He's on the cover of the NBA Register and the Seattle SuperSonics' media guide. He's in Reebok commercials and on the side of a downtown Seattle building, far larger than life.
Yes, Shawn Kemp seems to be everywhere.
Everywhere, that is, except where he's supposed to be.
Last night, for example, Kemp was supposed to be at a media gathering that serves as the first official function of Sonic training camp. But he wasn't, stoking speculation that he intended to hold out in a quest for something the Sonics cannot provide - a contract adjustment.
Sonic president Wally Walker said he was informed of the "strong likelihood" that Kemp would not attend last night's affair. Kemp will be fined by the team, probably $1,500 to $2,000. Walker said there was a chance the All-Star power forward would skip today's opening workout of training camp, but was not certain.
"It's not a nonissue," Walker said, "but it's not a big issue unless he starts missing practices."
Veteran center Sam Perkins also missed the media function and will be fined, Walker said.
Nobody seems to know what's on Kemp's mind, except for friends and associates who have maintained that Kemp has talked about the possibility of boycotting training camp. Kemp is said to be miffed over falling from first on the Sonic payroll to sixth.
Nearly half of the Sonic roster - including Gary Payton, who signed a seven-year, $87.5 million deal, and newcomer Jim McIlvaine, who signed for $33 million over seven years - received significant raises through the free-agent market during the summer.
After making $4.8 million last year, including a $2.1 million signing bonus, Kemp is scheduled to make $3 million in the second year of a seven-year extension he signed in 1993. Kemp signed another extension, for a $14.6 million balloon payment in 2002-03, two years ago.
It is that latter signature that sabotages Kemp now. According to the collective-bargaining agreement between the NBA and its players, a player cannot even suggest altering a contract until three years after signing his latest extension. So even if the Sonics wanted to do something for Kemp, they would be forbidden from doing so.
"In that situation, you sign a deal, you honor it," said co-captain Nate McMillan, who will make $1.3 million this season. "Whether he has a legitimate gripe or not, it's on him. If the market passes you by, sometimes you just have to deal with it and move on."
Kemp skipped the first three days of camp to get his $14.6 million in 1994. Teammates expressed concern over the absence then, especially in light of an aborted trade that summer that would have sent Kemp to Chicago for Scottie Pippen.
This time, the concern is of a different nature. The Sonics are coming off a run to the NBA Finals fueled largely by improved team chemistry. Plus, evidenced by his popularity in NBA-sanctioned propaganda, Kemp could be on the verge of major marketing breakthroughs.

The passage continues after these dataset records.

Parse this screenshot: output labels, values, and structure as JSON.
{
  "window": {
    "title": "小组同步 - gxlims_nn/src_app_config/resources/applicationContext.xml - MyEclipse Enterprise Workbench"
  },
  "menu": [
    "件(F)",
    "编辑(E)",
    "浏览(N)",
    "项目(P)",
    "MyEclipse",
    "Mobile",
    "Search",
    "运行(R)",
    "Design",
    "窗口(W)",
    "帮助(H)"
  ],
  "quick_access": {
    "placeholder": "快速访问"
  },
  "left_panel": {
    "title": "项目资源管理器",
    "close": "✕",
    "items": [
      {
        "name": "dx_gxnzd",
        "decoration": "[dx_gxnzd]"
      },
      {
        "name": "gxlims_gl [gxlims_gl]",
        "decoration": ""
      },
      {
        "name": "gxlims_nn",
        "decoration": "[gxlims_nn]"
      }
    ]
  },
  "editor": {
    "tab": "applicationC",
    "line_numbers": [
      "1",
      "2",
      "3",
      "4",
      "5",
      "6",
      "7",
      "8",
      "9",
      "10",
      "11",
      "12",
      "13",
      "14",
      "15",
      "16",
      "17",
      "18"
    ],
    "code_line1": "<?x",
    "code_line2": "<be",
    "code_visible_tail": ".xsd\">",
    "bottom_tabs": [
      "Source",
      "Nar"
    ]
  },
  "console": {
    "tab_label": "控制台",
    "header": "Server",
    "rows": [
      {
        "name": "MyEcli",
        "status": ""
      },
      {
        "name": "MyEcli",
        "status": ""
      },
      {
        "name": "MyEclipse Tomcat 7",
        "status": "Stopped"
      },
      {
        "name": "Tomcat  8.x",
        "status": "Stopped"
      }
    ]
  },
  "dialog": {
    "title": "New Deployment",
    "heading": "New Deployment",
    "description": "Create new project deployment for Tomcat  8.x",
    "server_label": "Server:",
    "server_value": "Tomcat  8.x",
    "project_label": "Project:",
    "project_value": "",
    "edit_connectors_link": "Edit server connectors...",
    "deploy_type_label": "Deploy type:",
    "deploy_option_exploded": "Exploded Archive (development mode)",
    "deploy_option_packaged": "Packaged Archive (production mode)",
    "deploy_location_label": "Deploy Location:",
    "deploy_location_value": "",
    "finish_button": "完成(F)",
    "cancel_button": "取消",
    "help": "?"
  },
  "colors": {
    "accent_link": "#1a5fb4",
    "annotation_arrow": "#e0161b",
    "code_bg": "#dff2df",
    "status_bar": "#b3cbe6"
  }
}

"I have tremendous respect for what Shawn's done," Sonic Coach George Karl said. "I don't think anyone's gained more respect for our success last year than Shawn. . . . He was immense."